§ TASK PROMPT: Read through the records. Copy each line that has the word "icon".

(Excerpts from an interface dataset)
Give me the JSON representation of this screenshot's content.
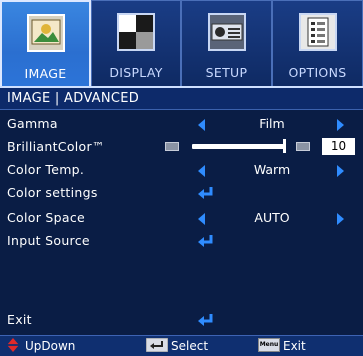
{
  "tabs": [
    {
      "label": "IMAGE",
      "icon": "image-icon",
      "active": true
    },
    {
      "label": "DISPLAY",
      "icon": "display-icon",
      "active": false
    },
    {
      "label": "SETUP",
      "icon": "setup-icon",
      "active": false
    },
    {
      "label": "OPTIONS",
      "icon": "options-icon",
      "active": false
    }
  ],
  "header": {
    "title": "IMAGE | ADVANCED"
  },
  "rows": {
    "gamma": {
      "label": "Gamma",
      "value": "Film"
    },
    "brilliant_color": {
      "label": "BrilliantColor™",
      "value": "10",
      "level": 1.0
    },
    "color_temp": {
      "label": "Color Temp.",
      "value": "Warm"
    },
    "color_settings": {
      "label": "Color settings"
    },
    "color_space": {
      "label": "Color Space",
      "value": "AUTO"
    },
    "input_source": {
      "label": "Input Source"
    },
    "exit": {
      "label": "Exit"
    }
  },
  "footer": {
    "updown_label": "UpDown",
    "select_label": "Select",
    "exit_label": "Exit",
    "menu_key_label": "Menu"
  },
  "colors": {
    "accent": "#2f8cff",
    "background": "#0a1d45",
    "active_tab": "#2b6fd0"
  }
}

§ TASK OUTPUT:
      "icon": "image-icon",
      "icon": "display-icon",
      "icon": "setup-icon",
      "icon": "options-icon",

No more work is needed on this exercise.